Women, people of color, disabled people, LGBTQ+ people – they are afforded no such grace. Those of us who wish to hold office must have personal lives beyond reproach; we must be sure to moderate our political views. We must hold degrees from traditionally white institutions, or be able to prove that our education at schools of color did not radicalize us. We cannot appear to ever be angry.
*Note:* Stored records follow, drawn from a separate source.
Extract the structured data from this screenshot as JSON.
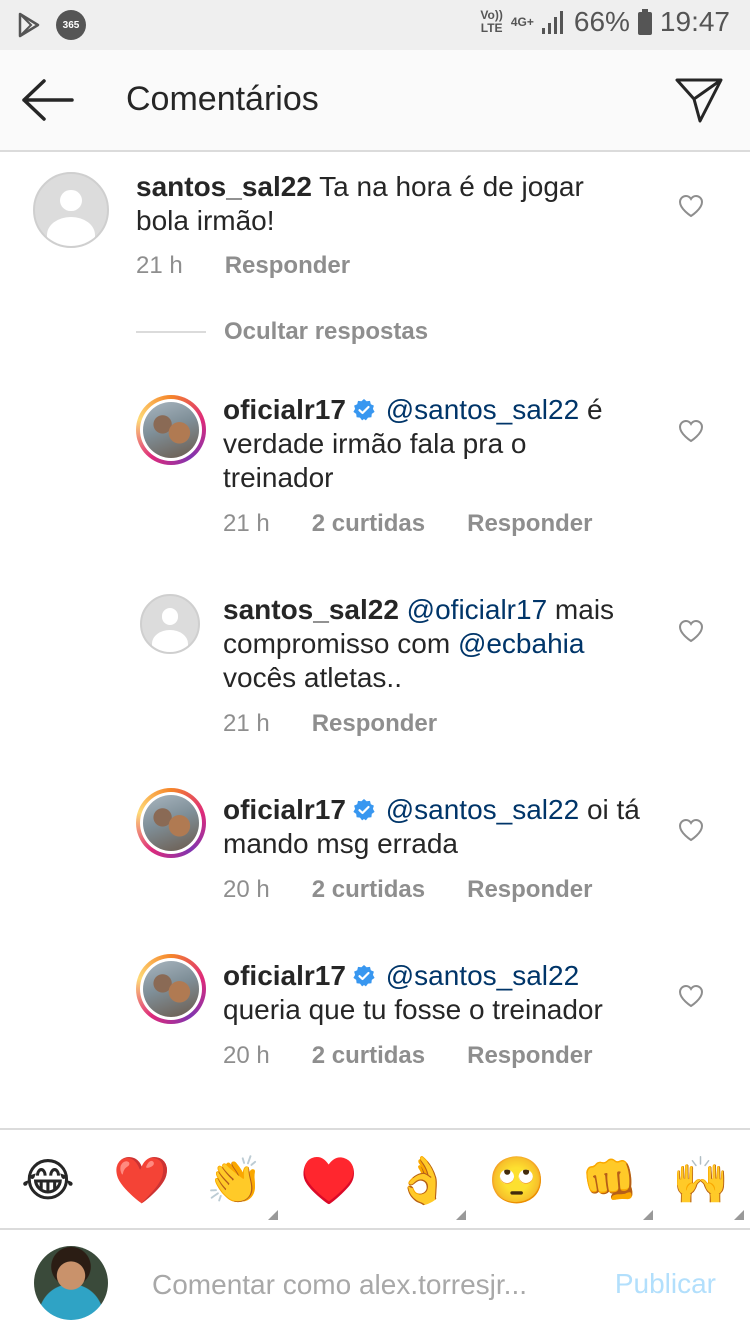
{
  "status_bar": {
    "app_badge": "365",
    "volte_top": "Vo))",
    "volte_bottom": "LTE",
    "network": "4G+",
    "battery": "66%",
    "time": "19:47"
  },
  "header": {
    "title": "Comentários"
  },
  "comments": [
    {
      "username": "santos_sal22",
      "text": " Ta na hora é de jogar bola irmão!",
      "time": "21 h",
      "reply_label": "Responder"
    }
  ],
  "hide_replies_label": "Ocultar respostas",
  "replies": [
    {
      "username": "oficialr17",
      "verified": true,
      "mention": "@santos_sal22",
      "text": " é verdade irmão  fala pra o treinador",
      "time": "21 h",
      "likes": "2 curtidas",
      "reply_label": "Responder"
    },
    {
      "username": "santos_sal22",
      "verified": false,
      "mention": "@oficialr17",
      "text_a": " mais compromisso com ",
      "mention_b": "@ecbahia",
      "text_b": " vocês atletas..",
      "time": "21 h",
      "reply_label": "Responder"
    },
    {
      "username": "oficialr17",
      "verified": true,
      "mention": "@santos_sal22",
      "text": " oi tá mando msg errada",
      "time": "20 h",
      "likes": "2 curtidas",
      "reply_label": "Responder"
    },
    {
      "username": "oficialr17",
      "verified": true,
      "mention": "@santos_sal22",
      "text": " queria que tu fosse o treinador",
      "time": "20 h",
      "likes": "2 curtidas",
      "reply_label": "Responder"
    }
  ],
  "emoji_bar": [
    "😂",
    "❤️",
    "👏",
    "♥️",
    "👌",
    "🙄",
    "👊",
    "🙌"
  ],
  "compose": {
    "placeholder": "Comentar como alex.torresjr...",
    "publish_label": "Publicar"
  },
  "colors": {
    "mention": "#003569",
    "meta": "#8e8e8e",
    "publish_disabled": "#b2dffc",
    "verified": "#3897f0"
  }
}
We must always prove that we are willing to prioritize the concerns of white men in our work no matter how few are in our constituency. (p.189)
The system was set up to appear to serve the average white American man while simultaneously working against the best interests of the majority of Americans, regardless of race or gender. (p.190)
Pressley urged representatives from marginalized groups to truly represent their identities and culture in their work instead of sacrificing the needs to their community to the status quo: … Pressley was accused of being divisive, even racist. … Republican representative Liz Cheney directly accused Pressley of racism, claiming that Pressley of racism, claiming that Pressley said that political voices were only legitimate if the person “espouses some preapproved set of beliefs.” (p. 217)
The constraints of white male identity in America have locked white men into cycles of fear and violence – where the only success they are allowed comes at the expense of others, and the only feelings they are allowed to express are triumph or rage. When white men try to break free from these cycles, they are ostracized by society at large often find themselves victims of other white men who are willing to fulfill their expected roles of dominance. (p.274)
Oluo is most effective in talking about subjects most of us rarely look at such as Anti-Semitism at Harvard and elsewhere after World War One. Her description of football and how it developed, and was racialized to support the interests of wealthy white men is fascinating.
I don’t want to imply that this book is perfect. Occasionally Oluo “beats an idea to death”. Most of the time though, she effectively documents her beliefs and gives clear examples to explain her beliefs.
I highly recommend reading this book!